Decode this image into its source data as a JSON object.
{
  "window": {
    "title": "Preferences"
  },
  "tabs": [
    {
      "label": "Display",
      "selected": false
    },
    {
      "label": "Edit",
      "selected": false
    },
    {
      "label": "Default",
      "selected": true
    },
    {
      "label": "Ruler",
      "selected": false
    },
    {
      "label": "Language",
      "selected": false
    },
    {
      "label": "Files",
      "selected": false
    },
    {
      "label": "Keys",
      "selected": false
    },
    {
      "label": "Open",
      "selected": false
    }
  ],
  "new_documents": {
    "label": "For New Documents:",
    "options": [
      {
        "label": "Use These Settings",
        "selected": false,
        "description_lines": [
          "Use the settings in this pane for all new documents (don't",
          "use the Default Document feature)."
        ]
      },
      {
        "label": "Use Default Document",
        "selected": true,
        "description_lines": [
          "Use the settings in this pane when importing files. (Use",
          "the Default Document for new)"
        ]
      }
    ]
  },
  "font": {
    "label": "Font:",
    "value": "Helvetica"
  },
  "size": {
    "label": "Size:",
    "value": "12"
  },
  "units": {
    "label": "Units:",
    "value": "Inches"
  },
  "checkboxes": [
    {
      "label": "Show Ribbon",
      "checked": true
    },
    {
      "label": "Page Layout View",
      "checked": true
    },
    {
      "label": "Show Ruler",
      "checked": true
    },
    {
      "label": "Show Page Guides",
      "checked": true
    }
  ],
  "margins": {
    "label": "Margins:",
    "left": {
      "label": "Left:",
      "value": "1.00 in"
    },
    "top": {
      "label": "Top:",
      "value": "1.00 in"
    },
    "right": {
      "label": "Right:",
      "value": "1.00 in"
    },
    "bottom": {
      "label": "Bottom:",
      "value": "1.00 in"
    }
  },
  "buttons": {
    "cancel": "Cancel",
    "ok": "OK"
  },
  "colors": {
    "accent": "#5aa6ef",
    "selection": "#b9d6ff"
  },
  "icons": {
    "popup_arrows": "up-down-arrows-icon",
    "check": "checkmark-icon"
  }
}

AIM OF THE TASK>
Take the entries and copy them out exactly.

EXERCISE SOLUTION>
Decode this image into its source data as a JSON object.
{
  "window": {
    "title": "Preferences"
  },
  "tabs": [
    {
      "label": "Display",
      "selected": false
    },
    {
      "label": "Edit",
      "selected": false
    },
    {
      "label": "Default",
      "selected": true
    },
    {
      "label": "Ruler",
      "selected": false
    },
    {
      "label": "Language",
      "selected": false
    },
    {
      "label": "Files",
      "selected": false
    },
    {
      "label": "Keys",
      "selected": false
    },
    {
      "label": "Open",
      "selected": false
    }
  ],
  "new_documents": {
    "label": "For New Documents:",
    "options": [
      {
        "label": "Use These Settings",
        "selected": false,
        "description_lines": [
          "Use the settings in this pane for all new documents (don't",
          "use the Default Document feature)."
        ]
      },
      {
        "label": "Use Default Document",
        "selected": true,
        "description_lines": [
          "Use the settings in this pane when importing files. (Use",
          "the Default Document for new)"
        ]
      }
    ]
  },
  "font": {
    "label": "Font:",
    "value": "Helvetica"
  },
  "size": {
    "label": "Size:",
    "value": "12"
  },
  "units": {
    "label": "Units:",
    "value": "Inches"
  },
  "checkboxes": [
    {
      "label": "Show Ribbon",
      "checked": true
    },
    {
      "label": "Page Layout View",
      "checked": true
    },
    {
      "label": "Show Ruler",
      "checked": true
    },
    {
      "label": "Show Page Guides",
      "checked": true
    }
  ],
  "margins": {
    "label": "Margins:",
    "left": {
      "label": "Left:",
      "value": "1.00 in"
    },
    "top": {
      "label": "Top:",
      "value": "1.00 in"
    },
    "right": {
      "label": "Right:",
      "value": "1.00 in"
    },
    "bottom": {
      "label": "Bottom:",
      "value": "1.00 in"
    }
  },
  "buttons": {
    "cancel": "Cancel",
    "ok": "OK"
  },
  "colors": {
    "accent": "#5aa6ef",
    "selection": "#b9d6ff"
  },
  "icons": {
    "popup_arrows": "up-down-arrows-icon",
    "check": "checkmark-icon"
  }
}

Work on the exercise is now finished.